=== Dataset rows describing interfaces ===
+--
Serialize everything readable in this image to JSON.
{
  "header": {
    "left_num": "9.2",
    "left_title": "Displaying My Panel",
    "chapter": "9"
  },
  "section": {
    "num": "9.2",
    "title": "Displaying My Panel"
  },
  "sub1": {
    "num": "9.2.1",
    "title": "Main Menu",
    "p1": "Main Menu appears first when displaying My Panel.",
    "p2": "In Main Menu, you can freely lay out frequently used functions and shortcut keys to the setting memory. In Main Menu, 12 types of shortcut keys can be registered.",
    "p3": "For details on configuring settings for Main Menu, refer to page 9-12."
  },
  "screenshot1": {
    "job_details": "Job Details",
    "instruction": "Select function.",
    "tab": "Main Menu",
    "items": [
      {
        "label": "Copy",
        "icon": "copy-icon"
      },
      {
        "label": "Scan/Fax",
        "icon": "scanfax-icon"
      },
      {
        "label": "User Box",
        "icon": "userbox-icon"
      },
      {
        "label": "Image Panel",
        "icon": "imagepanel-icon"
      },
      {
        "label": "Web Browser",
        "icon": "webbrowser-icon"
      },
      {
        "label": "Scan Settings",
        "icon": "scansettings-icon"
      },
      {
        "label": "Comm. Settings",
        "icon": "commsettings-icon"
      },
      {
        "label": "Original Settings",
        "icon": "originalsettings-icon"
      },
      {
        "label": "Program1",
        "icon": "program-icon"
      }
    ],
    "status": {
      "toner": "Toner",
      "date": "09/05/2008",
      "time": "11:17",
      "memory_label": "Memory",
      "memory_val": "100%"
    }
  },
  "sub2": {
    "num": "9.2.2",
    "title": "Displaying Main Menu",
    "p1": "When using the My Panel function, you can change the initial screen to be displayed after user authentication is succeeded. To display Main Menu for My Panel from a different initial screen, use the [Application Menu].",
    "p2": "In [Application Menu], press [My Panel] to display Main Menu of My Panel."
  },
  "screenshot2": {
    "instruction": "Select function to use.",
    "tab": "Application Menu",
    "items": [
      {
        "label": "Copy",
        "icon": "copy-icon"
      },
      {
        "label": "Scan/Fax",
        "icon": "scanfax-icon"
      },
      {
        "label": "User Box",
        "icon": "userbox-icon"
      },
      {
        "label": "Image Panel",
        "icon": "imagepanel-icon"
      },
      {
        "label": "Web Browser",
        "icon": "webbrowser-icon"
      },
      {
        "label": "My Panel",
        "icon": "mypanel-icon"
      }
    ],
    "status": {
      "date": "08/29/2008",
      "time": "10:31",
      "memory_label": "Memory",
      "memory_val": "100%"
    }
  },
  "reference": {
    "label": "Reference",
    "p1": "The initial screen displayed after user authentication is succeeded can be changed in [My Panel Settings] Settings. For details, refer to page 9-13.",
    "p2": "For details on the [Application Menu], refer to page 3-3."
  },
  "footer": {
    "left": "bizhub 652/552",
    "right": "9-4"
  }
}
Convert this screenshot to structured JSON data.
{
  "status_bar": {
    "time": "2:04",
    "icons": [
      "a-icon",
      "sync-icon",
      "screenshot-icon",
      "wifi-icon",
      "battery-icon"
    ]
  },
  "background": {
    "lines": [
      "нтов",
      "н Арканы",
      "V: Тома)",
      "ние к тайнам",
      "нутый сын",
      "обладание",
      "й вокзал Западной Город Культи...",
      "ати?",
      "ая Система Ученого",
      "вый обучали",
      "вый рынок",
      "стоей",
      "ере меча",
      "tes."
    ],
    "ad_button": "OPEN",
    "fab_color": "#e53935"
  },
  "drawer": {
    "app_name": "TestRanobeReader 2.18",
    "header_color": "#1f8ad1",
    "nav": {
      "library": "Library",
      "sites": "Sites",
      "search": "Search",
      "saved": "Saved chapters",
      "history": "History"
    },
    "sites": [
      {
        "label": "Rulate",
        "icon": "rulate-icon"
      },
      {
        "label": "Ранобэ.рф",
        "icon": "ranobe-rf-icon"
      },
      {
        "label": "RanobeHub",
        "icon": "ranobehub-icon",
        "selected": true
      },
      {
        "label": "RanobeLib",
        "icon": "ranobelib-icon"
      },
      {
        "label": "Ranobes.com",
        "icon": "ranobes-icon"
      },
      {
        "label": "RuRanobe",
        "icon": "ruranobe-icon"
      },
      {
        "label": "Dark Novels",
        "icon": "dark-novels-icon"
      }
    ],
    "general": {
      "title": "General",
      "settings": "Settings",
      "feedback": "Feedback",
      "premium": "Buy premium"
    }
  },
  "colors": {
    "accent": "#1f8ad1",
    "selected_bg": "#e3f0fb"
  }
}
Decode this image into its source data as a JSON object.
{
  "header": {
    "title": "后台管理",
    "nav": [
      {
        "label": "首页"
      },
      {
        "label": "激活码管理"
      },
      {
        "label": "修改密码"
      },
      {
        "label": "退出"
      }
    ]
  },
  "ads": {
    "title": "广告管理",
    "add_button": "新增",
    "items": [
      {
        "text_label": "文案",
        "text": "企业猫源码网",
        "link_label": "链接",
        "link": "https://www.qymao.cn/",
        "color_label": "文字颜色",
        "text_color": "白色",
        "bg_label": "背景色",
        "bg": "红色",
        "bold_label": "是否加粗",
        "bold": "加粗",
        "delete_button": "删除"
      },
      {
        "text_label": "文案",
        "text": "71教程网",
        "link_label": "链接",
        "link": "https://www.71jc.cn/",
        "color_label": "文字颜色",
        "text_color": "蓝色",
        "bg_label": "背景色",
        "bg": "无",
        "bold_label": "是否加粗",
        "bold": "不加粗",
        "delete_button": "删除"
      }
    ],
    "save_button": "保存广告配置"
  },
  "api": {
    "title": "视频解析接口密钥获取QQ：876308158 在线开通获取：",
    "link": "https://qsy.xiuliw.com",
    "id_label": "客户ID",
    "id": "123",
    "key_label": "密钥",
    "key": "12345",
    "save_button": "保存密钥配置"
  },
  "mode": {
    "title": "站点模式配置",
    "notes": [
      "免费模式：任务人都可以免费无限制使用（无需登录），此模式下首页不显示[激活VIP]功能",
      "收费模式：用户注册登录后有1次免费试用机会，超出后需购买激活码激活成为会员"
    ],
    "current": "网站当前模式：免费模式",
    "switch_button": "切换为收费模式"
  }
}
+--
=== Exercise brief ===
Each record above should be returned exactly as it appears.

=== Answer to this problem ===
Serialize everything readable in this image to JSON.
{
  "header": {
    "left_num": "9.2",
    "left_title": "Displaying My Panel",
    "chapter": "9"
  },
  "section": {
    "num": "9.2",
    "title": "Displaying My Panel"
  },
  "sub1": {
    "num": "9.2.1",
    "title": "Main Menu",
    "p1": "Main Menu appears first when displaying My Panel.",
    "p2": "In Main Menu, you can freely lay out frequently used functions and shortcut keys to the setting memory. In Main Menu, 12 types of shortcut keys can be registered.",
    "p3": "For details on configuring settings for Main Menu, refer to page 9-12."
  },
  "screenshot1": {
    "job_details": "Job Details",
    "instruction": "Select function.",
    "tab": "Main Menu",
    "items": [
      {
        "label": "Copy",
        "icon": "copy-icon"
      },
      {
        "label": "Scan/Fax",
        "icon": "scanfax-icon"
      },
      {
        "label": "User Box",
        "icon": "userbox-icon"
      },
      {
        "label": "Image Panel",
        "icon": "imagepanel-icon"
      },
      {
        "label": "Web Browser",
        "icon": "webbrowser-icon"
      },
      {
        "label": "Scan Settings",
        "icon": "scansettings-icon"
      },
      {
        "label": "Comm. Settings",
        "icon": "commsettings-icon"
      },
      {
        "label": "Original Settings",
        "icon": "originalsettings-icon"
      },
      {
        "label": "Program1",
        "icon": "program-icon"
      }
    ],
    "status": {
      "toner": "Toner",
      "date": "09/05/2008",
      "time": "11:17",
      "memory_label": "Memory",
      "memory_val": "100%"
    }
  },
  "sub2": {
    "num": "9.2.2",
    "title": "Displaying Main Menu",
    "p1": "When using the My Panel function, you can change the initial screen to be displayed after user authentication is succeeded. To display Main Menu for My Panel from a different initial screen, use the [Application Menu].",
    "p2": "In [Application Menu], press [My Panel] to display Main Menu of My Panel."
  },
  "screenshot2": {
    "instruction": "Select function to use.",
    "tab": "Application Menu",
    "items": [
      {
        "label": "Copy",
        "icon": "copy-icon"
      },
      {
        "label": "Scan/Fax",
        "icon": "scanfax-icon"
      },
      {
        "label": "User Box",
        "icon": "userbox-icon"
      },
      {
        "label": "Image Panel",
        "icon": "imagepanel-icon"
      },
      {
        "label": "Web Browser",
        "icon": "webbrowser-icon"
      },
      {
        "label": "My Panel",
        "icon": "mypanel-icon"
      }
    ],
    "status": {
      "date": "08/29/2008",
      "time": "10:31",
      "memory_label": "Memory",
      "memory_val": "100%"
    }
  },
  "reference": {
    "label": "Reference",
    "p1": "The initial screen displayed after user authentication is succeeded can be changed in [My Panel Settings] Settings. For details, refer to page 9-13.",
    "p2": "For details on the [Application Menu], refer to page 3-3."
  },
  "footer": {
    "left": "bizhub 652/552",
    "right": "9-4"
  }
}
Convert this screenshot to structured JSON data.
{
  "status_bar": {
    "time": "2:04",
    "icons": [
      "a-icon",
      "sync-icon",
      "screenshot-icon",
      "wifi-icon",
      "battery-icon"
    ]
  },
  "background": {
    "lines": [
      "нтов",
      "н Арканы",
      "V: Тома)",
      "ние к тайнам",
      "нутый сын",
      "обладание",
      "й вокзал Западной Город Культи...",
      "ати?",
      "ая Система Ученого",
      "вый обучали",
      "вый рынок",
      "стоей",
      "ере меча",
      "tes."
    ],
    "ad_button": "OPEN",
    "fab_color": "#e53935"
  },
  "drawer": {
    "app_name": "TestRanobeReader 2.18",
    "header_color": "#1f8ad1",
    "nav": {
      "library": "Library",
      "sites": "Sites",
      "search": "Search",
      "saved": "Saved chapters",
      "history": "History"
    },
    "sites": [
      {
        "label": "Rulate",
        "icon": "rulate-icon"
      },
      {
        "label": "Ранобэ.рф",
        "icon": "ranobe-rf-icon"
      },
      {
        "label": "RanobeHub",
        "icon": "ranobehub-icon",
        "selected": true
      },
      {
        "label": "RanobeLib",
        "icon": "ranobelib-icon"
      },
      {
        "label": "Ranobes.com",
        "icon": "ranobes-icon"
      },
      {
        "label": "RuRanobe",
        "icon": "ruranobe-icon"
      },
      {
        "label": "Dark Novels",
        "icon": "dark-novels-icon"
      }
    ],
    "general": {
      "title": "General",
      "settings": "Settings",
      "feedback": "Feedback",
      "premium": "Buy premium"
    }
  },
  "colors": {
    "accent": "#1f8ad1",
    "selected_bg": "#e3f0fb"
  }
}
Decode this image into its source data as a JSON object.
{
  "header": {
    "title": "后台管理",
    "nav": [
      {
        "label": "首页"
      },
      {
        "label": "激活码管理"
      },
      {
        "label": "修改密码"
      },
      {
        "label": "退出"
      }
    ]
  },
  "ads": {
    "title": "广告管理",
    "add_button": "新增",
    "items": [
      {
        "text_label": "文案",
        "text": "企业猫源码网",
        "link_label": "链接",
        "link": "https://www.qymao.cn/",
        "color_label": "文字颜色",
        "text_color": "白色",
        "bg_label": "背景色",
        "bg": "红色",
        "bold_label": "是否加粗",
        "bold": "加粗",
        "delete_button": "删除"
      },
      {
        "text_label": "文案",
        "text": "71教程网",
        "link_label": "链接",
        "link": "https://www.71jc.cn/",
        "color_label": "文字颜色",
        "text_color": "蓝色",
        "bg_label": "背景色",
        "bg": "无",
        "bold_label": "是否加粗",
        "bold": "不加粗",
        "delete_button": "删除"
      }
    ],
    "save_button": "保存广告配置"
  },
  "api": {
    "title": "视频解析接口密钥获取QQ：876308158 在线开通获取：",
    "link": "https://qsy.xiuliw.com",
    "id_label": "客户ID",
    "id": "123",
    "key_label": "密钥",
    "key": "12345",
    "save_button": "保存密钥配置"
  },
  "mode": {
    "title": "站点模式配置",
    "notes": [
      "免费模式：任务人都可以免费无限制使用（无需登录），此模式下首页不显示[激活VIP]功能",
      "收费模式：用户注册登录后有1次免费试用机会，超出后需购买激活码激活成为会员"
    ],
    "current": "网站当前模式：免费模式",
    "switch_button": "切换为收费模式"
  }
}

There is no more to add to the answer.